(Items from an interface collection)
══════════
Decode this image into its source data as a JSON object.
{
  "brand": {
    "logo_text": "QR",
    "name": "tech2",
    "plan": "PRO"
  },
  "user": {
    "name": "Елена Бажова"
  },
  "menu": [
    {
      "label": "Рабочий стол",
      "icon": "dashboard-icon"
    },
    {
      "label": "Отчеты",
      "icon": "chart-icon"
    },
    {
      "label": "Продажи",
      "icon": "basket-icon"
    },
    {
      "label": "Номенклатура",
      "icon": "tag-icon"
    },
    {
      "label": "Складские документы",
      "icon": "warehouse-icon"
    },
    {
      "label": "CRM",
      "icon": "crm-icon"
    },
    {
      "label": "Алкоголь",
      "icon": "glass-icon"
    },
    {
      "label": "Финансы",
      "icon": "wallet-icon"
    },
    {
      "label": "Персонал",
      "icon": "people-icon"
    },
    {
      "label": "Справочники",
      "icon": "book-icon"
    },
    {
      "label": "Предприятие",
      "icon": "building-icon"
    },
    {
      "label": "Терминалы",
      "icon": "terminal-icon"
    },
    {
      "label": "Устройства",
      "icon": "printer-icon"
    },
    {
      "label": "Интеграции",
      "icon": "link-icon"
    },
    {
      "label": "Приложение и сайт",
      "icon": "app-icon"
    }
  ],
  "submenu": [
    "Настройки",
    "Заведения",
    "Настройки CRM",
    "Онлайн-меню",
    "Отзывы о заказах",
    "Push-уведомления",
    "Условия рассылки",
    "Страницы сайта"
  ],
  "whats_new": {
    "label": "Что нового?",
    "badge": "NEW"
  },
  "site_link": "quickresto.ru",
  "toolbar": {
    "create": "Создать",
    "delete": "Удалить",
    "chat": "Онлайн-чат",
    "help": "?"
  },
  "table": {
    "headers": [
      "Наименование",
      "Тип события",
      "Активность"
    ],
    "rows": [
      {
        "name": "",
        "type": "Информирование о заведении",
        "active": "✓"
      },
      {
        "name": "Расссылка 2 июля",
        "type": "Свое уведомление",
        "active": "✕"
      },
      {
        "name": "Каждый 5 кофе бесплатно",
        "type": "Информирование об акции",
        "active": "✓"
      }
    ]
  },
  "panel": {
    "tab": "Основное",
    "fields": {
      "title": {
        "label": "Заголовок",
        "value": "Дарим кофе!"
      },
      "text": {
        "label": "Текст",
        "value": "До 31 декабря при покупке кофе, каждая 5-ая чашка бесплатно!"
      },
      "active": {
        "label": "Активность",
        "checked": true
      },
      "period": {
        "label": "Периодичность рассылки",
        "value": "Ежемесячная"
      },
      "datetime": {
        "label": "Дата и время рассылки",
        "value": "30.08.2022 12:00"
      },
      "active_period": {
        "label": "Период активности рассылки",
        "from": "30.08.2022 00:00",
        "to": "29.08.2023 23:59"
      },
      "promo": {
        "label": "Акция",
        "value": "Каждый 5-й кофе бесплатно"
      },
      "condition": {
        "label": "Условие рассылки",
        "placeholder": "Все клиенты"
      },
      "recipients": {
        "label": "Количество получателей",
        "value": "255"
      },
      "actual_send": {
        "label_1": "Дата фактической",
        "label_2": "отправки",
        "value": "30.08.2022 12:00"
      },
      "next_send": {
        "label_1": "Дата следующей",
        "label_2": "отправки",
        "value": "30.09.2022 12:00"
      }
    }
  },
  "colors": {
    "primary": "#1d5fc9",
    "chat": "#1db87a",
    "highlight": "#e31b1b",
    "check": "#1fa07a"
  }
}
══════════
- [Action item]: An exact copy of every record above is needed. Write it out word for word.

- [Reply to the task]:
Decode this image into its source data as a JSON object.
{
  "brand": {
    "logo_text": "QR",
    "name": "tech2",
    "plan": "PRO"
  },
  "user": {
    "name": "Елена Бажова"
  },
  "menu": [
    {
      "label": "Рабочий стол",
      "icon": "dashboard-icon"
    },
    {
      "label": "Отчеты",
      "icon": "chart-icon"
    },
    {
      "label": "Продажи",
      "icon": "basket-icon"
    },
    {
      "label": "Номенклатура",
      "icon": "tag-icon"
    },
    {
      "label": "Складские документы",
      "icon": "warehouse-icon"
    },
    {
      "label": "CRM",
      "icon": "crm-icon"
    },
    {
      "label": "Алкоголь",
      "icon": "glass-icon"
    },
    {
      "label": "Финансы",
      "icon": "wallet-icon"
    },
    {
      "label": "Персонал",
      "icon": "people-icon"
    },
    {
      "label": "Справочники",
      "icon": "book-icon"
    },
    {
      "label": "Предприятие",
      "icon": "building-icon"
    },
    {
      "label": "Терминалы",
      "icon": "terminal-icon"
    },
    {
      "label": "Устройства",
      "icon": "printer-icon"
    },
    {
      "label": "Интеграции",
      "icon": "link-icon"
    },
    {
      "label": "Приложение и сайт",
      "icon": "app-icon"
    }
  ],
  "submenu": [
    "Настройки",
    "Заведения",
    "Настройки CRM",
    "Онлайн-меню",
    "Отзывы о заказах",
    "Push-уведомления",
    "Условия рассылки",
    "Страницы сайта"
  ],
  "whats_new": {
    "label": "Что нового?",
    "badge": "NEW"
  },
  "site_link": "quickresto.ru",
  "toolbar": {
    "create": "Создать",
    "delete": "Удалить",
    "chat": "Онлайн-чат",
    "help": "?"
  },
  "table": {
    "headers": [
      "Наименование",
      "Тип события",
      "Активность"
    ],
    "rows": [
      {
        "name": "",
        "type": "Информирование о заведении",
        "active": "✓"
      },
      {
        "name": "Расссылка 2 июля",
        "type": "Свое уведомление",
        "active": "✕"
      },
      {
        "name": "Каждый 5 кофе бесплатно",
        "type": "Информирование об акции",
        "active": "✓"
      }
    ]
  },
  "panel": {
    "tab": "Основное",
    "fields": {
      "title": {
        "label": "Заголовок",
        "value": "Дарим кофе!"
      },
      "text": {
        "label": "Текст",
        "value": "До 31 декабря при покупке кофе, каждая 5-ая чашка бесплатно!"
      },
      "active": {
        "label": "Активность",
        "checked": true
      },
      "period": {
        "label": "Периодичность рассылки",
        "value": "Ежемесячная"
      },
      "datetime": {
        "label": "Дата и время рассылки",
        "value": "30.08.2022 12:00"
      },
      "active_period": {
        "label": "Период активности рассылки",
        "from": "30.08.2022 00:00",
        "to": "29.08.2023 23:59"
      },
      "promo": {
        "label": "Акция",
        "value": "Каждый 5-й кофе бесплатно"
      },
      "condition": {
        "label": "Условие рассылки",
        "placeholder": "Все клиенты"
      },
      "recipients": {
        "label": "Количество получателей",
        "value": "255"
      },
      "actual_send": {
        "label_1": "Дата фактической",
        "label_2": "отправки",
        "value": "30.08.2022 12:00"
      },
      "next_send": {
        "label_1": "Дата следующей",
        "label_2": "отправки",
        "value": "30.09.2022 12:00"
      }
    }
  },
  "colors": {
    "primary": "#1d5fc9",
    "chat": "#1db87a",
    "highlight": "#e31b1b",
    "check": "#1fa07a"
  }
}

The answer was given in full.